It has been identified that alcohol use can lead to thiamine deficiency, However, animal studies have shown that when thiamine levels are normal, alcohol exposure can still induce neuropathy. [6]

Monforte et al. concluded that alcohol appears to be toxic to autonomic and peripheral nerves in a dose-dependent manner, based on heart rate, blood pressure, and electrophysiologic examination. [7]

Independent of thiamine deficiency, ethanol now appears to have a direct toxic effect on the peripheral nerves. Dina et al suggest that catecholamines in nociceptors are metabolized to neurotoxic products by monoamine oxidase-A (MAO-A). This can cause neuronal dysfunction, which leads to neuropathic pain. [8]

Painful alcoholic polyneuropathy with predominant small-fiber loss and normal thiamine status is well known. The clinicopathologic features of painful symptoms and small axon loss are distinct from those of beriberi neuropathy. This supports the view of direct neurotoxic effect by alcohol or its metabolites. [9]

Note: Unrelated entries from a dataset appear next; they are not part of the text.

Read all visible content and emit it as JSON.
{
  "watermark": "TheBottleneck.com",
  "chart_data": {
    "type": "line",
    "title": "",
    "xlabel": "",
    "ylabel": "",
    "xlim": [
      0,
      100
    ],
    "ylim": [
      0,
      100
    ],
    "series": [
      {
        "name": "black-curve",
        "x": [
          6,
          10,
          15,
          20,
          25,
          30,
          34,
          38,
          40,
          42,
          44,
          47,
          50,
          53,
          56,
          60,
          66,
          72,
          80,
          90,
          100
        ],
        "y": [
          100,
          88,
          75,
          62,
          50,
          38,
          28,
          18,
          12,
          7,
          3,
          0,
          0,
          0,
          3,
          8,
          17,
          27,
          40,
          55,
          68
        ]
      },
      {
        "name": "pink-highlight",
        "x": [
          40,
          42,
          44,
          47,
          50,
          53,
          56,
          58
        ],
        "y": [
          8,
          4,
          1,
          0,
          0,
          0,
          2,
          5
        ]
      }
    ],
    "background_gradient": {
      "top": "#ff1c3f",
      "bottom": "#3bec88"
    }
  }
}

Axonal transport and cytoskeletal properties are impaired by ethanol exposure. Protein kinase A and protein kinase C may also play a role in the pathogenesis, especially in association with painful symptoms. [10]

In utero alcohol exposure predisposes to a major risk factor for lifelong aberrant neuroimmune function. Behavioral and physiological sequelae occur throughout life and include cognitive developmental disabilities as well as disease susceptibility related to aberrant immune and neuroimmune actions, in particular significant alterations in the neuroimmune axis occur. [11, 12]




Depending on criteria and patient selection, incidence of peripheral neuropathy ranging from 25% to 66% has been reported. These studies included alcoholics hospitalized for other reasons or for detoxification. Neuropathy is more prevalent in frequent, heavy, and continuous drinkers compared to more episodic drinkers. [7]


Johnson and Robinson studied the mortality rate of individuals with alcoholism who had autonomic neuropathy. [11]

Their findings suggested that evidence of vagal neuropathy in long-term alcoholics is associated with a significantly higher mortality rate than in the general population (a reported 88% survival rate at 7 years in alcoholics with autonomic neuropathy as compared to 94% in the general population).

Deaths due to cardiovascular disease are a major factor.

Many deaths were attributed to strokes, since heavy alcohol consumption is a significant risk factor for stroke.


A high incidence of alcoholic polyneuropathy has been observed in women and men. Women, when compared to men, are more predisposed to alcohol-induced damage, and the susceptibility extends to hepatic, cardiac, cerebral, and muscular changes. Also, there appears to be a greater sensitivity of females to the toxic effects of alcohol on peripheral nerve fibers unrelated to malnutrition. [3]



The prognosis of alcoholic neuropathy generally is good, as reported by Hillbom and Wennberg in their series of 10 patients. [13]

Provided that alcohol intake is discontinued and other causes of neuropathy (eg, malignancy, diabetes, nerve trauma) are excluded, clinical and electrophysiologic examinations may return to near normal; however, residual neuropathy may be seen even after years of abstinence. [3]

Prognosis is generally better in patients who are healthy and well nourished. Recovery is presumed to be due to regeneration and collateral sprouting of damaged axons.